The fourth of my Yorkshire Compass Rides was a two-day trip out to the southwestern extreme in what is now Oldham. Day 1 involved Yorkshire’s old brewing capital, the site of England’s bloodiest battle, the tallest freestanding structure in the UK, and a psycho cat.
I headed out south on a sunny afternoon on the cycle path that runs alongside the A64 to Tadcaster, home to three big chemical factories: John Smith’s, Sam Smith’s, and Coors. The first house in the town (pic) was decked out in celebration of the Tour de Yorkshire, which passed through last week.

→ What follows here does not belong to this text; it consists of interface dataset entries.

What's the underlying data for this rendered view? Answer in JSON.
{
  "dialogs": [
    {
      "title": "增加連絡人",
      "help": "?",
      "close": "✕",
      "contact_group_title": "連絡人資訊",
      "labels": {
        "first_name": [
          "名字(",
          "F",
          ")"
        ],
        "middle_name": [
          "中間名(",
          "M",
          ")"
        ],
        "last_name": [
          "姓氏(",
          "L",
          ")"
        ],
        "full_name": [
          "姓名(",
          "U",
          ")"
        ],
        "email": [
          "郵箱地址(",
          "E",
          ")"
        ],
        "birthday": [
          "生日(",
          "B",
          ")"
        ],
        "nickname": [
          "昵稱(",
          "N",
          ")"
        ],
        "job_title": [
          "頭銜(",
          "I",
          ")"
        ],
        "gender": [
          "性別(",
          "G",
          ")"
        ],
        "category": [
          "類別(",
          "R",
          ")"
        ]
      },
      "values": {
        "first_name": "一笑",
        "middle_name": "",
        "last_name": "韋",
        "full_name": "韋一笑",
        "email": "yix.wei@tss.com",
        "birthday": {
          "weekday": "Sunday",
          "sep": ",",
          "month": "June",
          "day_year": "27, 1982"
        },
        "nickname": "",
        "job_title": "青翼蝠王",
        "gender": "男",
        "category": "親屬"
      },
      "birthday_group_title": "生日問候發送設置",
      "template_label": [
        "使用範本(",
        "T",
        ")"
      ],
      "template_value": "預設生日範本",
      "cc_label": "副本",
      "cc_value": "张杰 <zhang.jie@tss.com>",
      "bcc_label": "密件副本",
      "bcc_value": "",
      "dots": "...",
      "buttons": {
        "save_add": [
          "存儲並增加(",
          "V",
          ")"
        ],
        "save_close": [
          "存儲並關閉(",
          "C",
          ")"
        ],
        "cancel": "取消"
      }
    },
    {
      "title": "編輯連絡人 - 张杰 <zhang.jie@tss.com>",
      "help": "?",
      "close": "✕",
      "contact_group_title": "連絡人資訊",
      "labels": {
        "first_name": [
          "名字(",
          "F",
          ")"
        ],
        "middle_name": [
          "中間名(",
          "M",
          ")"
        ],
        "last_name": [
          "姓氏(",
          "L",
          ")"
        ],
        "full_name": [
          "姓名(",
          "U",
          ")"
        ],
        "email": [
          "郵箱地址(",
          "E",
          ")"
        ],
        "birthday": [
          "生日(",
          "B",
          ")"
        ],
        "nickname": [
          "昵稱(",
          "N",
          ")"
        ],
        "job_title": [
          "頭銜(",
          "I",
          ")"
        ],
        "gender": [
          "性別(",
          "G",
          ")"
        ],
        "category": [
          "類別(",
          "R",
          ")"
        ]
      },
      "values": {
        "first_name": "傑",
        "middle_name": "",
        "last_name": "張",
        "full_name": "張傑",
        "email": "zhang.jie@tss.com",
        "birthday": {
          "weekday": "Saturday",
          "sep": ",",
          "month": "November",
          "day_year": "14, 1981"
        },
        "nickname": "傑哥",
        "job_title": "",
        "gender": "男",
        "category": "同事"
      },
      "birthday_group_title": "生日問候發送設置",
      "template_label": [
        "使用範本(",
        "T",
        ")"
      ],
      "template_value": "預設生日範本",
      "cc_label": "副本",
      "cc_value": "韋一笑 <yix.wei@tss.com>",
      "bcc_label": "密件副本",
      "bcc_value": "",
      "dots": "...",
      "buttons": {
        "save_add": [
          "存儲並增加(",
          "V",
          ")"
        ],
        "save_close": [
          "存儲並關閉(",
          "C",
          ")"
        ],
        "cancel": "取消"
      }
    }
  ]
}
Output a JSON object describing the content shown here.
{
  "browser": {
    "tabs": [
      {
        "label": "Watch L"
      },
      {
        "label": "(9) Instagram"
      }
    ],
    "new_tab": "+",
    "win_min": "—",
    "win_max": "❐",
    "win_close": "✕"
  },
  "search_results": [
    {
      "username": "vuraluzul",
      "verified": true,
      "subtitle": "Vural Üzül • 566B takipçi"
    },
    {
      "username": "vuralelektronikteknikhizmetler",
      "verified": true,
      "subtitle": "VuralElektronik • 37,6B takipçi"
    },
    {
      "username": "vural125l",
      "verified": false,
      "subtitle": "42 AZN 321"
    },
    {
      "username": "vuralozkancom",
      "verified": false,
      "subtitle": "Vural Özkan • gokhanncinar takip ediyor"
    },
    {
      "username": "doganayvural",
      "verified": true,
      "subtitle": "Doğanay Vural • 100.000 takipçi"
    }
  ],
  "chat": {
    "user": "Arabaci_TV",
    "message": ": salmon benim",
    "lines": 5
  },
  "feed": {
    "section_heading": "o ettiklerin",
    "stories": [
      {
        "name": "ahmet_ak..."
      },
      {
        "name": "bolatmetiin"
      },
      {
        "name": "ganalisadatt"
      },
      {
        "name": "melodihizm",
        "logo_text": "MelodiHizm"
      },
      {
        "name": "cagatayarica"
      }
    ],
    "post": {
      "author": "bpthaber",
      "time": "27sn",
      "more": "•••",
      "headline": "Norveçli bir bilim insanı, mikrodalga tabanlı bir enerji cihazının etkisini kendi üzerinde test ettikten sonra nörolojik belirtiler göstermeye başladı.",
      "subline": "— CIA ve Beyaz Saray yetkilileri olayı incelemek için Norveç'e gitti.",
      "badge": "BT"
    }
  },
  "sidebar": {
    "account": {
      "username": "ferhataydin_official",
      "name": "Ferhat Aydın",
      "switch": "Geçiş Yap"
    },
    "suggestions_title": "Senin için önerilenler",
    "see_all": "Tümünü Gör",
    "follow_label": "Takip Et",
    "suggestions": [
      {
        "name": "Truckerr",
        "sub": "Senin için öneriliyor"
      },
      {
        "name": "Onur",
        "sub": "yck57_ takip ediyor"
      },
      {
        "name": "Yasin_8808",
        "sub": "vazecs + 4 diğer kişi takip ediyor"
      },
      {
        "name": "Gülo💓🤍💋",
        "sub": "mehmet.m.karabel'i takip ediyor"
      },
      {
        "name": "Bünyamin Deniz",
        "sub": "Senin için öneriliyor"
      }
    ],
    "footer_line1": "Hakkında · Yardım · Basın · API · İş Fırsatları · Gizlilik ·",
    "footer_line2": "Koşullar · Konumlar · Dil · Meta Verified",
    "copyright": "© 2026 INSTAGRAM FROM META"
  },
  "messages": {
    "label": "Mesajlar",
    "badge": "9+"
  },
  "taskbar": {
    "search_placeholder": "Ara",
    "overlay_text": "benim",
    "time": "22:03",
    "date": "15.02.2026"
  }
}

Thanks to the big tailwind, I was probably going as fast as the TdY riders had been.
Being a Scrabble player, I’ve never been able to look at it without noting that TADCASTER is an anagram of CASTRATED. One day I’ll create a Wikipedia Category page of ‘Places that form amusing anagrams’, with entries such as NEWARK and BRUGGE.
I cycled past the village of Towton, south of Tadcaster, renowned as the venue of one of the key battles in the Wars of the Roses, in 1461 (pic). (Confusingly, York itself was a Lancastrian stronghold.)
The Lancastrians were routed, and the Yorkist Edward VI took over from the Lancastrian Henry VI. Yorkshire, as you know, always claims the biggest and best of everything. The 28,000 casualties makes it (probably) the deadliest ever fought on English soil, no doubt a great source of pride to many Yorkshire people.
In Wakefield I dropped in on the excellent Hepworth Museum. I was particularly impressed with this piece (pic), by an artist called Renova Tions. Wittily entitled ‘No entry – Exhibition in preparation’, it features a lifting platform in an otherwise empty gallery.
At once static and yet hinting at the dynamic, it blurs the boundaries between art and engineering, and asks fundamental questions of the viewer about continuity and renewal. The empty cradle of the apparatus invites us to mentally supply our own ‘cargo’, ‘elevating’ the mundane and/or quotidian to the ‘exalted’ podium of sporting or/and election ‘victory’ – are we ‘lifting’, or ‘being lifted’?
In the next gallery were some old bits of wood that I expect were waiting to be recycled before the next exhibition came in (pic). I thought that was a bit disrespectful to Barbara Hepworth, who apparently was a famous sculptor. They could have put some of her statues there instead.
I passed Emley Moor in the evening sun, admiring Arqiva Tower (pic) – or, as everyone calls it, the Emley Moor mast. At 330m it’s Britain’s tallest free-standing structure, 20m taller than the Shard. Thanks to being on top of a moor – whose altitude I was keenly aware of, having cycled up the long climb of the A642 from Wakefield – the mast’s top is 594m above sea level. (That’s higher than the top of Toronto’s CN Tower. Take that, Canada!)
In March 1969 though, the Emley Moor mast was only a few metres high, because it fell over in a storm. TV was severely disrupted for a few days and millions of people had no signal at all.
Nine months later, according to ONS data, there was no baby boom. This was Britain in the 1960s after all.
My bed for the evening, in the village of Grange Moor, was kindly provided by Tess and Jamie through the fabulous cycle-tourist-accomm-swopping site Warmshowers.org. It was great to enjoy their hospitality and chat about bike touring over a glass of wine. One of their cats went a bit psycho: it caught a mouse, which escaped, and wasn’t allowed to chase it. If they ever make a cat version of Trainspotting, this one would be Begbie.
Miles today: 40